Robert E. Maddox
Robert E. Maddox, capitalist, land and livestock dealer at Fort Worth, was born at Bienville parish, Louisiana, January 18, 1849; was reared there, on his father's plantation; and on his coming to Texas, in March 1870, he found an advantageous location on the ranch of a Mr. McConnell at Bolivar, Denton County, where he arranged to invest his surplus of $500 in cotton and look after his cattle at the same time, for the privilege of being housed and fed. In three years he sold out his growing herd for $5,000, went to Denison and engaged in shipping fat cattle to market. The panic of 1873 laid him low, however, and the spring of 1874 found him in Fort Worth penniless, having to borrow $5 to pay his stage far from Denison! Here he hired himself to J. W. Armstrong to clerk in his grocery, for $25 a month and board, and was thus employed for six months, during the last month of which time he obtained $100, and then he was too independent to remain any longer. With the $400 he had accumulated, he began trading in anything and everything, including the purchase of notes for collection; and everything to which he turned his hand yielded him a good profit, and he found his bank account growing rapidly.
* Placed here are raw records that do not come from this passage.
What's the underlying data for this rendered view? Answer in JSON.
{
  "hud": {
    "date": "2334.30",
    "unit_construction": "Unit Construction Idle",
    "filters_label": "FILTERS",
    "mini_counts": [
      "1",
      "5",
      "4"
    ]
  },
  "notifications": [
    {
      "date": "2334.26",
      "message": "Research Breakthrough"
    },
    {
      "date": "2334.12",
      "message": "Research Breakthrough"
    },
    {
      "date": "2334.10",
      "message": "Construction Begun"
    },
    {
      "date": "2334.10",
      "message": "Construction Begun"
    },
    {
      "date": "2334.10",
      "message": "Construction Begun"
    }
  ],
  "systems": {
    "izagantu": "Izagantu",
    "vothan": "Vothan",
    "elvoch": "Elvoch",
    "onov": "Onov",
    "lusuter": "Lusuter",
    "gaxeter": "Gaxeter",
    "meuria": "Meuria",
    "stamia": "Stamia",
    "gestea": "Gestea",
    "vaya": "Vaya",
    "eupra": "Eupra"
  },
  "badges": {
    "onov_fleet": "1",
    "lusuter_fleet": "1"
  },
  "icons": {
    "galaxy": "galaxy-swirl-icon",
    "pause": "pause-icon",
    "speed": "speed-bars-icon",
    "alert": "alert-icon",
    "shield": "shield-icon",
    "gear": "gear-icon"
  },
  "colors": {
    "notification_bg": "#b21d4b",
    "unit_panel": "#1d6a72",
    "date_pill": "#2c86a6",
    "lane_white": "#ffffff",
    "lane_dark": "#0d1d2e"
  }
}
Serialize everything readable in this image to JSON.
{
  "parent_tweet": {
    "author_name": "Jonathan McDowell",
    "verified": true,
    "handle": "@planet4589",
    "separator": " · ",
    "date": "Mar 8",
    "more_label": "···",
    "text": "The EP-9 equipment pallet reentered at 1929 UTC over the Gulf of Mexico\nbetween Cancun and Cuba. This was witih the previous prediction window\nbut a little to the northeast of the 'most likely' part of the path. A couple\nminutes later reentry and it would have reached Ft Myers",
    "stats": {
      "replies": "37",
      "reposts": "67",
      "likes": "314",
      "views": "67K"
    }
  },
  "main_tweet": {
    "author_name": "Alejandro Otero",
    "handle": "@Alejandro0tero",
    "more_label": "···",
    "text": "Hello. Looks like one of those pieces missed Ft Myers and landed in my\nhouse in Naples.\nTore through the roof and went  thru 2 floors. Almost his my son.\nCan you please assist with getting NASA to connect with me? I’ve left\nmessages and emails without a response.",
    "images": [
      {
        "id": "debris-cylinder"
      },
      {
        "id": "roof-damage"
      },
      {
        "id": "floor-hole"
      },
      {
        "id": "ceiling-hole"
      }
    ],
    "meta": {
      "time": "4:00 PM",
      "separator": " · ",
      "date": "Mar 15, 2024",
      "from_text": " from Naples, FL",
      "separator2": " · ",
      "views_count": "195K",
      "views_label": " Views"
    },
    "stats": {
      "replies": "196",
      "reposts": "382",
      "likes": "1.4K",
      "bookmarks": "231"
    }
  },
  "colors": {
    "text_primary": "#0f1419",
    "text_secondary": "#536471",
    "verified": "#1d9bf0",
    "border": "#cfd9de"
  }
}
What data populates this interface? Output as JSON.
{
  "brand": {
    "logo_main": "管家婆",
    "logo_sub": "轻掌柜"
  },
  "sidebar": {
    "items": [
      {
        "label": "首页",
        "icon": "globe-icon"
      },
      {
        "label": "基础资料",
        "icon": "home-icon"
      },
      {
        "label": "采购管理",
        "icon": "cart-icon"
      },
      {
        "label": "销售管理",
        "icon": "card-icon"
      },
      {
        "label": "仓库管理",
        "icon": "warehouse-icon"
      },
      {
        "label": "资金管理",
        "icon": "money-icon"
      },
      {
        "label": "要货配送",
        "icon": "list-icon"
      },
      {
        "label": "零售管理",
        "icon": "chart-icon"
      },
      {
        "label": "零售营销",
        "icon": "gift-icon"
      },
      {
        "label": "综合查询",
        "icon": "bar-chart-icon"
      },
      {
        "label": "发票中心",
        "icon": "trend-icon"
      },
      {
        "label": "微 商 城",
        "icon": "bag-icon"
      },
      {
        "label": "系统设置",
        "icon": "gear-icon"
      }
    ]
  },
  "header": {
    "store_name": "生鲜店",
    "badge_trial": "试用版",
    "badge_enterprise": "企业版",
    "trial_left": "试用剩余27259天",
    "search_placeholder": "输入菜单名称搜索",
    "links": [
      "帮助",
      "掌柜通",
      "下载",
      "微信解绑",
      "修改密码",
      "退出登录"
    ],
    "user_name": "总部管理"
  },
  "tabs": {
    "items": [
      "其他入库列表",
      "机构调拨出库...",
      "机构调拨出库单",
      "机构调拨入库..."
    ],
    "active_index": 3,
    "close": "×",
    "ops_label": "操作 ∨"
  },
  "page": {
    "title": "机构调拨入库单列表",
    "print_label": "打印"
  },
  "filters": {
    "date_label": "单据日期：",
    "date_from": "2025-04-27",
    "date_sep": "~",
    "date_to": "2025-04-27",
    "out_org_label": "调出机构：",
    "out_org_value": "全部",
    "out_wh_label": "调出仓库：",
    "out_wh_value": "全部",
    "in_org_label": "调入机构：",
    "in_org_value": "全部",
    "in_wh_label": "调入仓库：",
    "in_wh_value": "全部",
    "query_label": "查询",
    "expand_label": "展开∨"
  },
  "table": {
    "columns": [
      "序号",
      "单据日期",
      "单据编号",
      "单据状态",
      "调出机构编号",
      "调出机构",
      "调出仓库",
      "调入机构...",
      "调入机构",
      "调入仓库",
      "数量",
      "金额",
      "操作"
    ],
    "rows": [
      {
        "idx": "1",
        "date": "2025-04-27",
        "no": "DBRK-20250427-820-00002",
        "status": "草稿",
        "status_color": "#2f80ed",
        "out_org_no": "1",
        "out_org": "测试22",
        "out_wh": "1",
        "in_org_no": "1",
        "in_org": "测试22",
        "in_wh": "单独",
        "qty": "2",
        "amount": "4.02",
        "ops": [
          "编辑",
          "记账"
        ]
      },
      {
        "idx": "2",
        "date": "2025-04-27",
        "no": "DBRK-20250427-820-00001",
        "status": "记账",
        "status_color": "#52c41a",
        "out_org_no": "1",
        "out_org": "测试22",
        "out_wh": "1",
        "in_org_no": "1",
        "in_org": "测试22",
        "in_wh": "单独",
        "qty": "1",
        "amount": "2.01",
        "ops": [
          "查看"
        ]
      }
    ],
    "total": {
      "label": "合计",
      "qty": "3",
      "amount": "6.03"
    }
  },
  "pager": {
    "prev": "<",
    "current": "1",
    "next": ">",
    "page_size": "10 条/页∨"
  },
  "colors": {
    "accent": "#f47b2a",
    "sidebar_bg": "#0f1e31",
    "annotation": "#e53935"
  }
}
In 1876 he was elected City Tax Assessor and Collector, and the small proceeds of the office aided him very materially in the days of his financial straits. While he did the office work, however, he continued to do considerable trading for the first few years; but the growth of Fort Worth increased the business of the office to such a degree, both in extent and importance, that at length it required all his time during the latter portion of his nine-years' term.
Investing his ready cash in vacant city property in the 1870s, he held it until an opportunity came to sell it at a great advance. Lands which he purchased at $6 or $7 an acre, he sold at $150 per acre. His money was reinvested in desirable inside lots, many of which he improved, and are now yielding a good return. He also owns the Richelieu Hotel building, occupied by George E. Bright, on Main Street, and five other important business lots on the same street, between Fifteenth and Sixteenth streets; and six lots as follows: 50 x 100, corner of Rusk and Fifteenth; 100 x 100, corner of Fifteenth and Colham; and one 50 x 100 at the intersection of Jones and Fifteenth streets. Also he owns the triangular building on Front street, the old Compress block on Front street, and residence lots too numerous to mention.
He owns and has improved the Madoxia Park farm of 900 acres, where he breeds his fine horses, which he sells when colts, at $200 to $500, in the Fort Worth market. In 1890 he built the best horse barn west of the Mississippi River, costing $23,500. Water is supplied to this establishment directly from the Trinity River and Sycamore Creek. He has also put in a system of water works supplied by artesian wells with a good pressure. His livestock consists of 100 head of fine-bred running, trotting and saddle horses, Jersey cattle, and Poland-China hogs. His horse, Bret Harte, he sold in 1892 for $2,500 cash. He is a fine racer, with a good record.
Mr. Maddox assisted in erecting the first electric light and ice plant in Fort Worth, and he owns the Lampasas street railway, and city property in Rockport, this state. Mr. Maddox is a gentleman highly regarded by his business associates, and he has been a prominent factor in the advancement of Fort Worth.
October 2, 1882, in Fort Worth, he married Miss Anna Higbee, daughter of the late C. H. Higbee. She died in 1883.
[Source: History of Texas, Together with a Biographical History of Tarrant and Parker Counties (Chicago: The Lewis Publishing Company, 1895), pp. 406–408.]
Elaine Nall Bay